Josh spent 12 days this past April in the Central American jungle as part of Bridges to Prosperity. The non-profit humanitarian group has built 185 bridges in 17 different countries. The goal is to give communities the lifeline they desperately need.
“There’s this little community out there,” said Josh of the site. “The Lura River runs right through the community, separates a lot of people from the school.”
About 500 people live in the small community, and rely on the bridge to get to the main part of town. Josh was part of a 12-person team tasked with dismantling the rickety wood bridge and building a 51m (167.3ft.) long suspension bridge.
The group was made up of volunteers from several different engineering groups. Josh was the only one representing UDOT. He was invited by The National Steel Bridge Alliance to participate in the bridge building expedition.
“We had no two people from the same company,” said Josh. “We had one person from all of these different entities and we all came together and it was a fantastic way of doing it. You had to build relationships and a team on the fly.”
Josh worked as the logistics manager for the group, meaning he had to figure out transportation, lodging, food and finances. But everyone was involved in constructing the bridge.
He said it was an amazing experience getting back to the roots of engineering. He’s spent years in an office, planning on a computer. This project forced the team to be innovative, even making their own tools.=
“I love to be out on the construction site,” said Josh. “Get your hands dirty and kind of unplug and disconnect a little bit.”
Josh uses a level to check the alignment of the suspension bridge.
Josh said suspension bridges have always been one of his favorites.
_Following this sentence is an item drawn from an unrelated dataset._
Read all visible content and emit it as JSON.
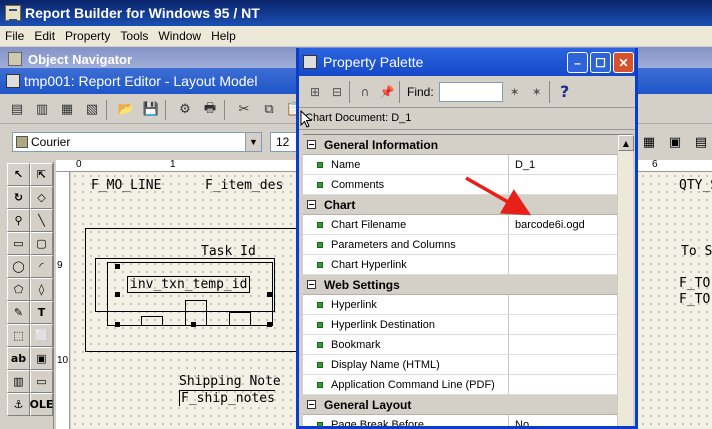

There’s a lot of precision that goes into getting the arcs just right to support the weight of the bridge.
About 250 people showed up at the project’s completion to see the finished bridge and expressed their gratitude for the project.
“It was very well received,” said Josh. ”It’s rewarding. We didn’t speak Spanish, most of us, and they didn’t speak English, but just expressed their appreciation in whatever way they could.”
Josh said the experience is one that had a strong impact on him and others. They’ve all decided it’s something they’d like to do again.
Josh with some of the local school children who rely on the Lura bridge to get to school.
The new suspension bridge spans 52 meters (about 167 ft.) across the Lura River in Panama.